A few statistics on the true costs of eating meat: 30 percent of non-ice covered land on the planet is dedicated to livestock production, and 33 percent of arable land is used to grow feed for livestock. As many fifth graders can tell you, the Amazon rainforest—the lungs of our planet—is being razed to support our global taste for beef. If we stopped eating it, the economic incentive to destroy this unrecoverable ecosystem would be dampened. 

We stopped eating red meat in our household a long time ago, and  we are now turning our resolve toward cheese. Astonishingly, cheese production generates the third-highest food-related greenhouse emissions, behind lamb and beef, due to cows’ production of the potent gas methane. Happily, minimizing cheese and abstaining from eating meat, especially red meat, is right in line with personal health goals. 

As my daughter’s book highlighted, climate change and deforestation are destroying critical habitat for so many of our fellow inhabitants on Earth. This year, only an estimated 3 percent of the ecosystems remain intact or undisturbed. Only 3 percent of the land mammals on this planet, measured by biomass, are wild. The remaining 97 percent are humans, our pets and our livestock, especially pigs and cattle. Our population continues to grow while biodiversity plummets and extinction rates soar. 

The realities are heartbreaking: polar bears swimming exhausting distances in search of ice, monarch butterflies dwindling to a shadow of their former population, scores of plant and animal species going extinct before we’ve had the privilege of even knowing they exist. It is good to know this is happening, good to feel our feelings about it and be moved to some sort of action. 

But what action is sufficient?

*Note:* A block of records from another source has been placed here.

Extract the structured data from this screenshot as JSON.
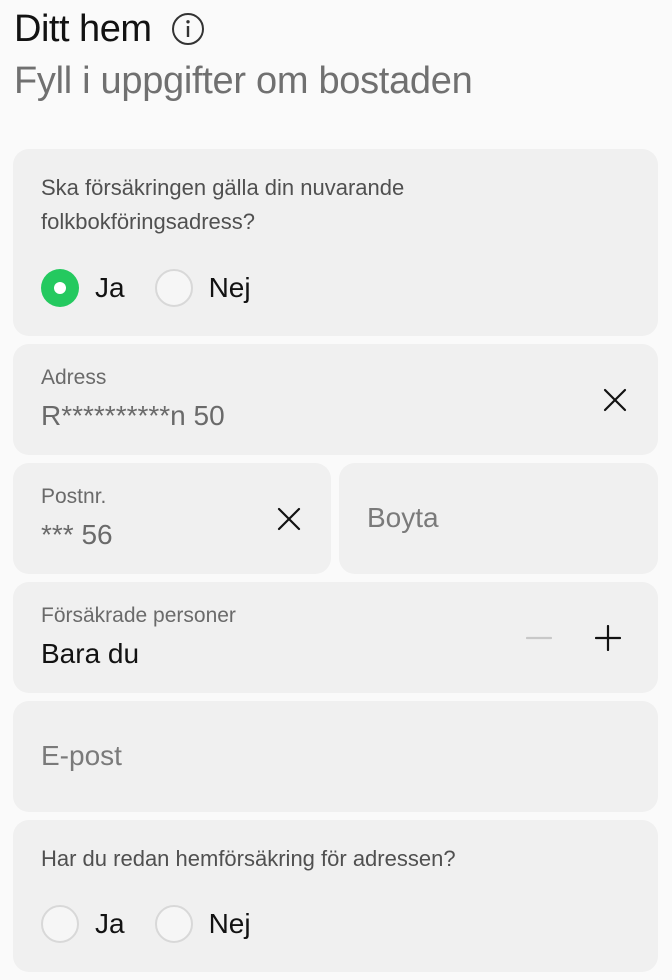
{
  "header": {
    "title": "Ditt hem",
    "subtitle": "Fyll i uppgifter om bostaden"
  },
  "registered_address": {
    "question_line1": "Ska försäkringen gälla din nuvarande",
    "question_line2": "folkbokföringsadress?",
    "options": [
      {
        "label": "Ja",
        "selected": true
      },
      {
        "label": "Nej",
        "selected": false
      }
    ]
  },
  "address": {
    "label": "Adress",
    "value": "R**********n 50"
  },
  "postal_code": {
    "label": "Postnr.",
    "value": "*** 56"
  },
  "living_area": {
    "placeholder": "Boyta"
  },
  "insured_persons": {
    "label": "Försäkrade personer",
    "value": "Bara du"
  },
  "email": {
    "placeholder": "E-post"
  },
  "existing_insurance": {
    "question": "Har du redan hemförsäkring för adressen?",
    "options": [
      {
        "label": "Ja",
        "selected": false
      },
      {
        "label": "Nej",
        "selected": false
      }
    ]
  },
  "colors": {
    "accent": "#24c95f",
    "card": "#f0f0f0",
    "background": "#fafafa"
  }
}
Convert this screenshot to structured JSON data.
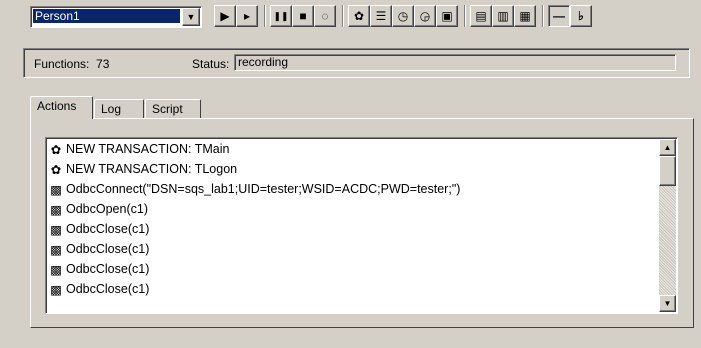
{
  "toolbar": {
    "person_value": "Person1",
    "buttons": [
      {
        "name": "play-icon",
        "glyph": "▶"
      },
      {
        "name": "step-play-icon",
        "glyph": "▸"
      },
      {
        "name": "pause-icon",
        "glyph": "❚❚"
      },
      {
        "name": "stop-icon",
        "glyph": "■"
      },
      {
        "name": "record-icon",
        "glyph": "◌"
      },
      {
        "name": "gears-icon",
        "glyph": "✿"
      },
      {
        "name": "properties-icon",
        "glyph": "☰"
      },
      {
        "name": "timer-icon",
        "glyph": "◷"
      },
      {
        "name": "timer-end-icon",
        "glyph": "◶"
      },
      {
        "name": "window-icon",
        "glyph": "▣"
      },
      {
        "name": "report-icon",
        "glyph": "▤"
      },
      {
        "name": "document-icon",
        "glyph": "▥"
      },
      {
        "name": "script-icon",
        "glyph": "▦"
      },
      {
        "name": "minimize-icon",
        "glyph": "—"
      },
      {
        "name": "pin-icon",
        "glyph": "♭"
      }
    ]
  },
  "info": {
    "functions_label": "Functions:",
    "functions_value": "73",
    "status_label": "Status:",
    "status_value": "recording"
  },
  "tabs": [
    {
      "label": "Actions"
    },
    {
      "label": "Log"
    },
    {
      "label": "Script"
    }
  ],
  "actions": [
    {
      "icon": "transaction-icon",
      "text": "NEW TRANSACTION: TMain"
    },
    {
      "icon": "transaction-icon",
      "text": "NEW TRANSACTION: TLogon"
    },
    {
      "icon": "odbc-icon",
      "text": "OdbcConnect(\"DSN=sqs_lab1;UID=tester;WSID=ACDC;PWD=tester;\")"
    },
    {
      "icon": "odbc-icon",
      "text": "OdbcOpen(c1)"
    },
    {
      "icon": "odbc-icon",
      "text": "OdbcClose(c1)"
    },
    {
      "icon": "odbc-icon",
      "text": "OdbcClose(c1)"
    },
    {
      "icon": "odbc-icon",
      "text": "OdbcClose(c1)"
    },
    {
      "icon": "odbc-icon",
      "text": "OdbcClose(c1)"
    }
  ],
  "colors": {
    "face": "#d4d0c8",
    "selection": "#0a246a"
  }
}
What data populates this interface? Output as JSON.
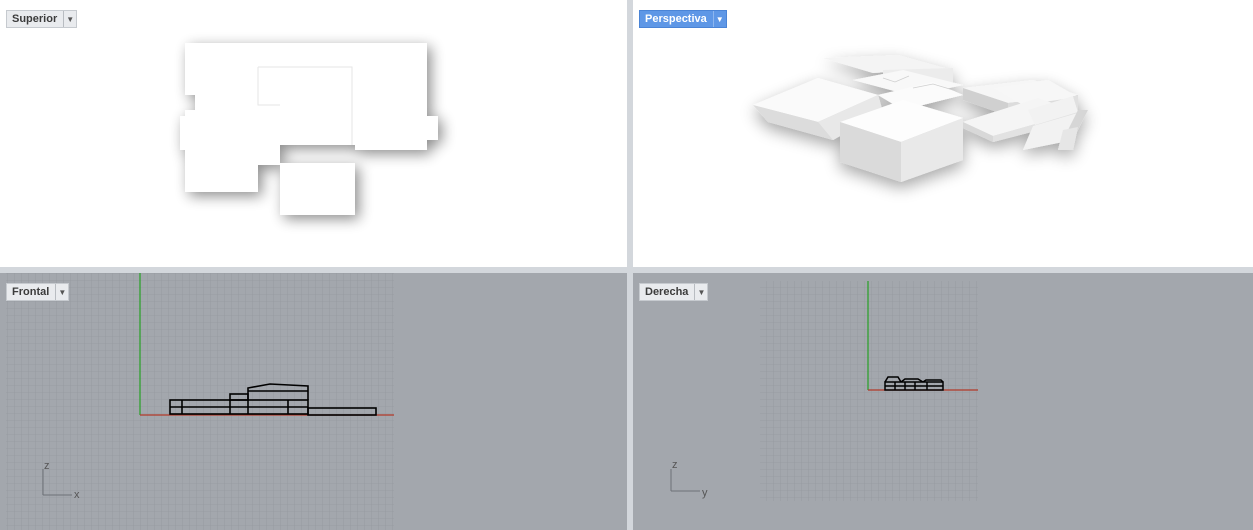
{
  "viewports": {
    "top": {
      "title": "Superior",
      "menu_icon": "dropdown-arrow-icon"
    },
    "perspective": {
      "title": "Perspectiva",
      "menu_icon": "dropdown-arrow-icon",
      "active": true
    },
    "front": {
      "title": "Frontal",
      "menu_icon": "dropdown-arrow-icon",
      "axis_vertical": "z",
      "axis_horizontal": "x"
    },
    "right": {
      "title": "Derecha",
      "menu_icon": "dropdown-arrow-icon",
      "axis_vertical": "z",
      "axis_horizontal": "y"
    }
  },
  "colors": {
    "active_tab": "#5e97e6",
    "grid_bg": "#a3a7ad",
    "grid_line": "#8f9399",
    "axis_green": "#2fa12f",
    "axis_red": "#b23a2a"
  }
}
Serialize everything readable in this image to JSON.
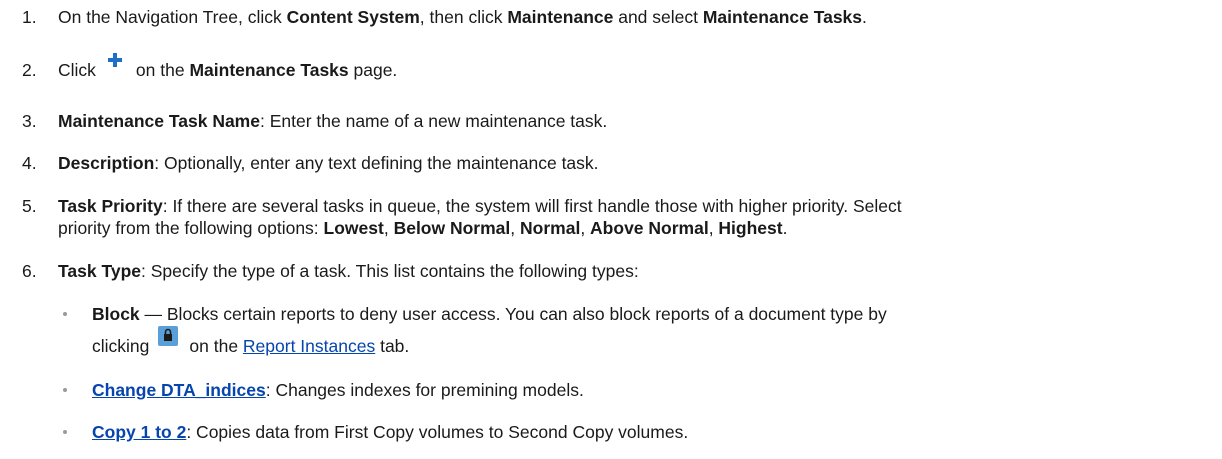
{
  "steps": [
    {
      "num": "1.",
      "t1": "On the Navigation Tree, click ",
      "b1": "Content System",
      "t2": ", then click ",
      "b2": "Maintenance",
      "t3": " and select ",
      "b3": "Maintenance Tasks",
      "t4": "."
    },
    {
      "num": "2.",
      "t1": "Click",
      "icon": "plus-icon",
      "t2": "on the ",
      "b1": "Maintenance Tasks",
      "t3": " page."
    },
    {
      "num": "3.",
      "b1": "Maintenance Task Name",
      "t1": ": Enter the name of a new maintenance task."
    },
    {
      "num": "4.",
      "b1": "Description",
      "t1": ": Optionally, enter any text defining the maintenance task."
    },
    {
      "num": "5.",
      "b1": "Task Priority",
      "t1": ": If there are several tasks in queue, the system will first handle those with higher priority. Select",
      "t2": "priority from the following options: ",
      "o1": "Lowest",
      "o2": "Below Normal",
      "o3": "Normal",
      "o4": "Above Normal",
      "o5": "Highest",
      "sep": ", ",
      "end": "."
    },
    {
      "num": "6.",
      "b1": "Task Type",
      "t1": ": Specify the type of a task. This list contains the following types:"
    }
  ],
  "bullets": [
    {
      "b1": "Block",
      "t1": " — Blocks certain reports to deny user access. You can also block reports of a document type by",
      "t2": "clicking",
      "icon": "lock-icon",
      "t3": "on the ",
      "link": "Report Instances",
      "t4": " tab."
    },
    {
      "link": "Change DTA_indices",
      "t1": ": Changes indexes for premining models."
    },
    {
      "link": "Copy 1 to 2",
      "t1": ": Copies data from First Copy volumes to Second Copy volumes."
    }
  ],
  "colors": {
    "link": "#0645ad",
    "plus_icon": "#1f6fc8",
    "lock_icon_bg": "#5a9fd8",
    "bullet": "#9a9a9a"
  }
}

If we were all to become vegetarians, our greenhouse gas emissions would fall by an estimated 44 percent; if we went vegan, emissions would fall by 55 percent. Impressive, yet even that radical action cannot avert the disaster that awaits if our Earth warms beyond the 2 degrees Celsius that is considered to be the tipping point. 

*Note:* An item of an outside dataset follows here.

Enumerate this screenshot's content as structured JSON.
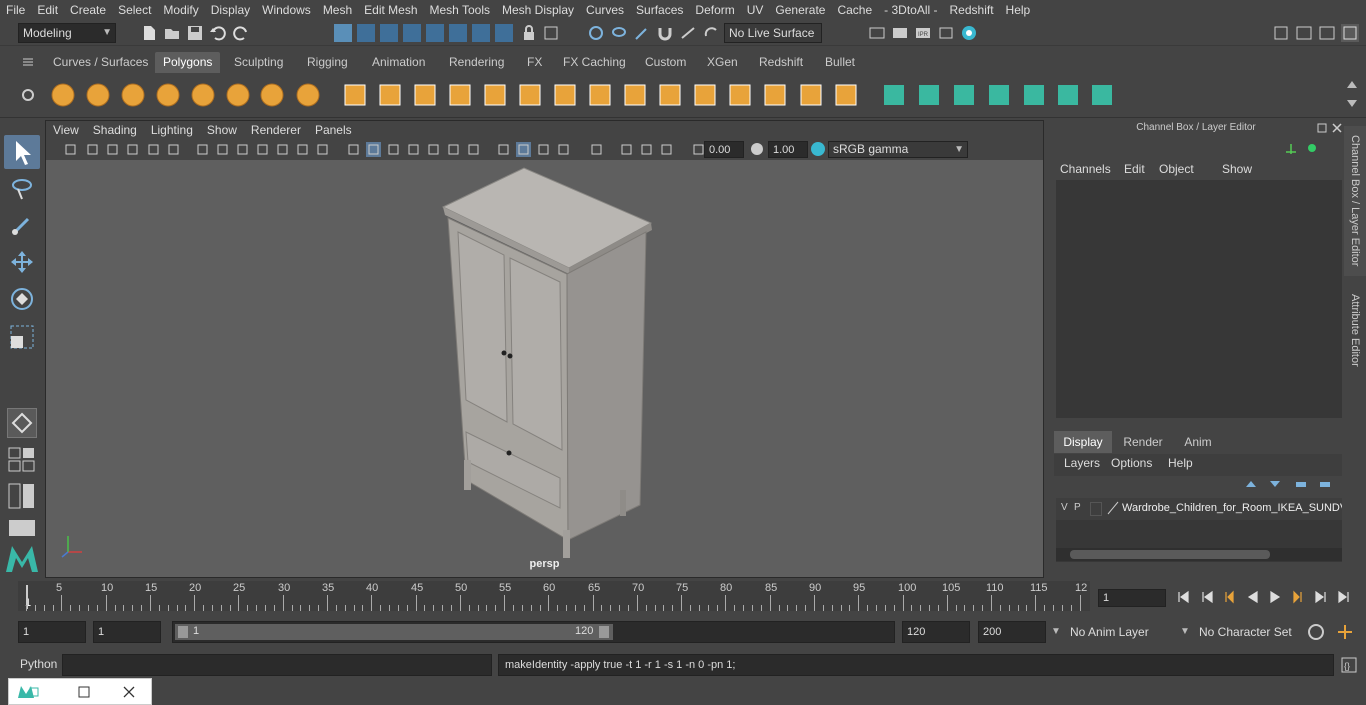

We are on a collision course with disaster. As it happened, while my daughter and her friends were sharing their books, young people and their allies around the world were engaging in Uproot the System climate demonstrations, walking out of school to reflect the truth to those in power: This is an emergency, and we need our leaders to respond as though it is. Without legislation to restrain the fossil fuel industry, the sad truth is we will be unable to avert disaster. 

If it had not been for the authors’ reception, my daughters, with my support, likely would have participated in Friday’s demonstration as we did two years ago. This is, of course, with a full appreciation of the importance of education. 

My girls know another truth about our path forward—that the education of all girls, women’s self-determination and ability to decide whether to bear children and how many times, and their leadership at every level is critical. There can be no disruption of entrenched systems without this. Women know what needs to change.

I remain hopeful but not particularly optimistic. Our spectacular flailing in the face of Covid does not bode well for the significant challenges ahead. So what do I teach my children, knowing they will be living through a time of hardship and great change? What am I pushing myself to learn?

We are learning to tend the garden, to eat what we grow, to weave ourselves into natural cycles, to observe and learn from the natural world. We are nurturing a loving, tending relationship with all life. We are committing ourselves to simplicity and the joys that arise from making things by hand, reading together, creating art and learning to play a musical instrument. We are choosing one day a month to enjoy an electricity fast, turning off the power and enjoying the way it brings us closer over candlelit dinners and earlier bedtimes. We enjoy foraging days, in which we eat only that which we grew or found growing in nature. 

We are learning, as beautifully put in Gary Snyder’s “For the Children,” to “stay together, learn the flowers, go light.”

Anna O’Malley is an integrative family and community medicine physician at the Coastal Health Alliance. She founded and directs the Natura Institute for Ecology and Medicine in the Commonweal Garden.